── Exercise data ──
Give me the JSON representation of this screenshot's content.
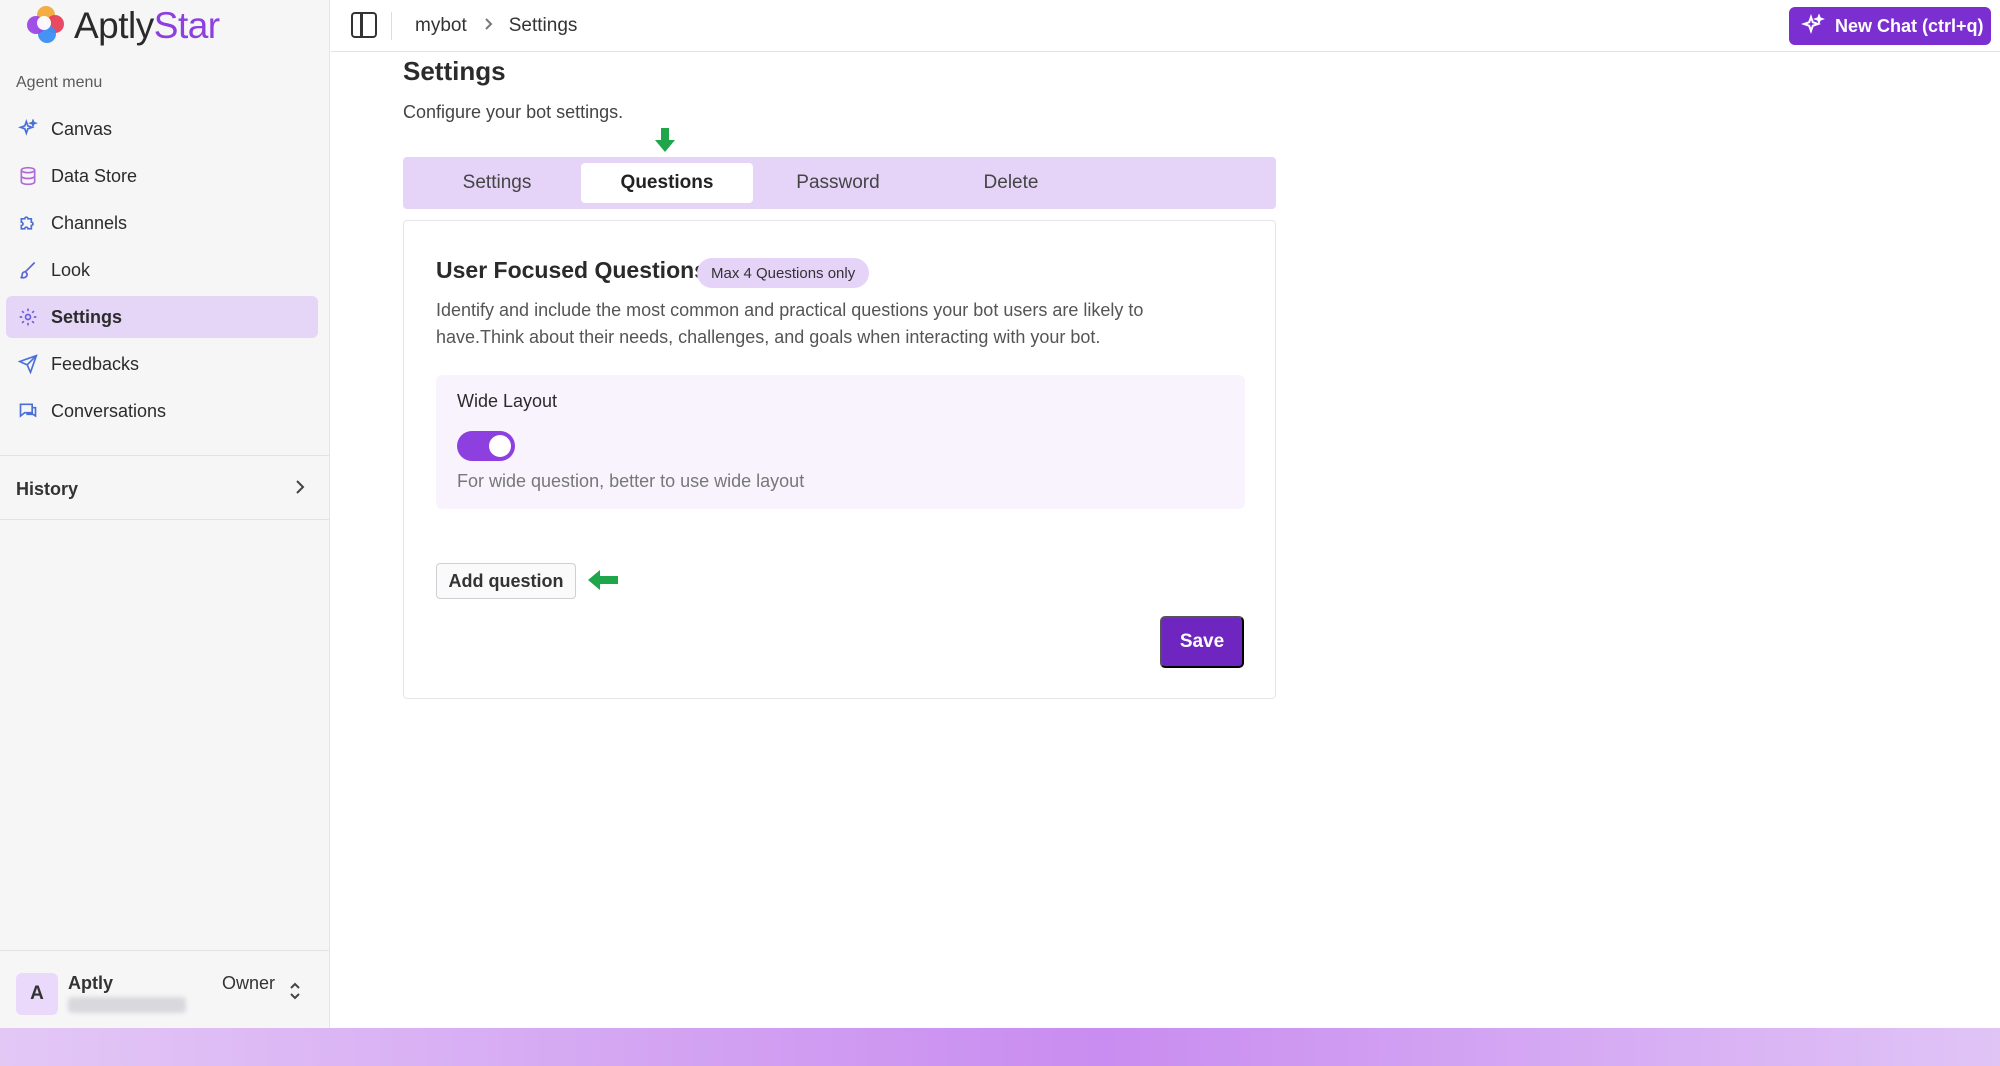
{
  "brand": {
    "name_main": "Aptly",
    "name_accent": "Star"
  },
  "sidebar": {
    "section_label": "Agent menu",
    "items": [
      {
        "label": "Canvas",
        "icon": "sparkles-icon"
      },
      {
        "label": "Data Store",
        "icon": "database-icon"
      },
      {
        "label": "Channels",
        "icon": "puzzle-icon"
      },
      {
        "label": "Look",
        "icon": "brush-icon"
      },
      {
        "label": "Settings",
        "icon": "gear-icon",
        "active": true
      },
      {
        "label": "Feedbacks",
        "icon": "send-icon"
      },
      {
        "label": "Conversations",
        "icon": "chat-icon"
      }
    ],
    "history_label": "History",
    "user": {
      "initial": "A",
      "name": "Aptly",
      "role": "Owner"
    }
  },
  "topbar": {
    "breadcrumb": [
      "mybot",
      "Settings"
    ],
    "new_chat_label": "New Chat (ctrl+q)"
  },
  "main": {
    "title": "Settings",
    "subtitle": "Configure your bot settings.",
    "tabs": [
      {
        "label": "Settings"
      },
      {
        "label": "Questions",
        "active": true
      },
      {
        "label": "Password"
      },
      {
        "label": "Delete"
      }
    ],
    "card": {
      "title": "User Focused Questions",
      "badge": "Max 4 Questions only",
      "description": "Identify and include the most common and practical questions your bot users are likely to have.Think about their needs, challenges, and goals when interacting with your bot.",
      "wide_layout": {
        "label": "Wide Layout",
        "enabled": true,
        "help": "For wide question, better to use wide layout"
      },
      "add_question_label": "Add question",
      "save_label": "Save"
    }
  },
  "colors": {
    "accent": "#7b2fd1",
    "tab_bg": "#e6d3f8",
    "annotation_arrow": "#1fa64a"
  }
}
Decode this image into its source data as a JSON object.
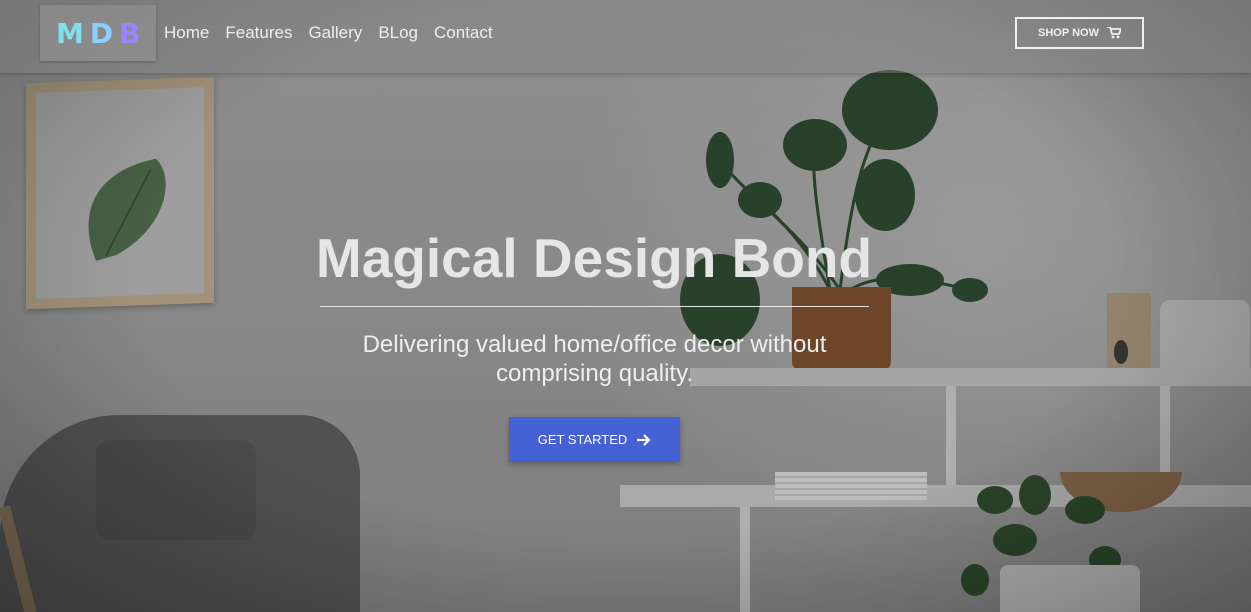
{
  "brand": {
    "logo_letters": [
      "M",
      "D",
      "B"
    ],
    "logo_colors": [
      "#7fe0ec",
      "#8ad0ff",
      "#9a86ff"
    ]
  },
  "nav": {
    "links": [
      "Home",
      "Features",
      "Gallery",
      "BLog",
      "Contact"
    ],
    "shop_button_label": "SHOP NOW",
    "shop_button_icon": "cart-icon"
  },
  "hero": {
    "title": "Magical Design Bond",
    "subtitle": "Delivering valued home/office decor without comprising quality.",
    "cta_label": "GET STARTED",
    "cta_icon": "arrow-right-icon"
  },
  "colors": {
    "accent": "#4661d4",
    "text": "#e6e6e6"
  }
}
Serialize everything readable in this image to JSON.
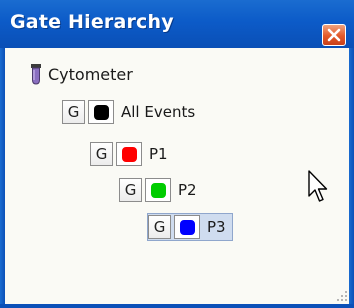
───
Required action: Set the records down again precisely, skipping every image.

Task solution:
Give me the JSON representation of this screenshot's content.
{
  "brand": {
    "name_main": "Aptly",
    "name_accent": "Star"
  },
  "sidebar": {
    "section_label": "Agent menu",
    "items": [
      {
        "label": "Canvas",
        "icon": "sparkles-icon"
      },
      {
        "label": "Data Store",
        "icon": "database-icon"
      },
      {
        "label": "Channels",
        "icon": "puzzle-icon"
      },
      {
        "label": "Look",
        "icon": "brush-icon"
      },
      {
        "label": "Settings",
        "icon": "gear-icon",
        "active": true
      },
      {
        "label": "Feedbacks",
        "icon": "send-icon"
      },
      {
        "label": "Conversations",
        "icon": "chat-icon"
      }
    ],
    "history_label": "History",
    "user": {
      "initial": "A",
      "name": "Aptly",
      "role": "Owner"
    }
  },
  "topbar": {
    "breadcrumb": [
      "mybot",
      "Settings"
    ],
    "new_chat_label": "New Chat (ctrl+q)"
  },
  "main": {
    "title": "Settings",
    "subtitle": "Configure your bot settings.",
    "tabs": [
      {
        "label": "Settings"
      },
      {
        "label": "Questions",
        "active": true
      },
      {
        "label": "Password"
      },
      {
        "label": "Delete"
      }
    ],
    "card": {
      "title": "User Focused Questions",
      "badge": "Max 4 Questions only",
      "description": "Identify and include the most common and practical questions your bot users are likely to have.Think about their needs, challenges, and goals when interacting with your bot.",
      "wide_layout": {
        "label": "Wide Layout",
        "enabled": true,
        "help": "For wide question, better to use wide layout"
      },
      "add_question_label": "Add question",
      "save_label": "Save"
    }
  },
  "colors": {
    "accent": "#7b2fd1",
    "tab_bg": "#e6d3f8",
    "annotation_arrow": "#1fa64a"
  }
}
Decode this image into its source data as a JSON object.
{
  "brand": {
    "logo_letters": [
      "M",
      "D",
      "B"
    ],
    "logo_colors": [
      "#7fe0ec",
      "#8ad0ff",
      "#9a86ff"
    ]
  },
  "nav": {
    "links": [
      "Home",
      "Features",
      "Gallery",
      "BLog",
      "Contact"
    ],
    "shop_button_label": "SHOP NOW",
    "shop_button_icon": "cart-icon"
  },
  "hero": {
    "title": "Magical Design Bond",
    "subtitle": "Delivering valued home/office decor without comprising quality.",
    "cta_label": "GET STARTED",
    "cta_icon": "arrow-right-icon"
  },
  "colors": {
    "accent": "#4661d4",
    "text": "#e6e6e6"
  }
}
Serialize everything readable in this image to JSON.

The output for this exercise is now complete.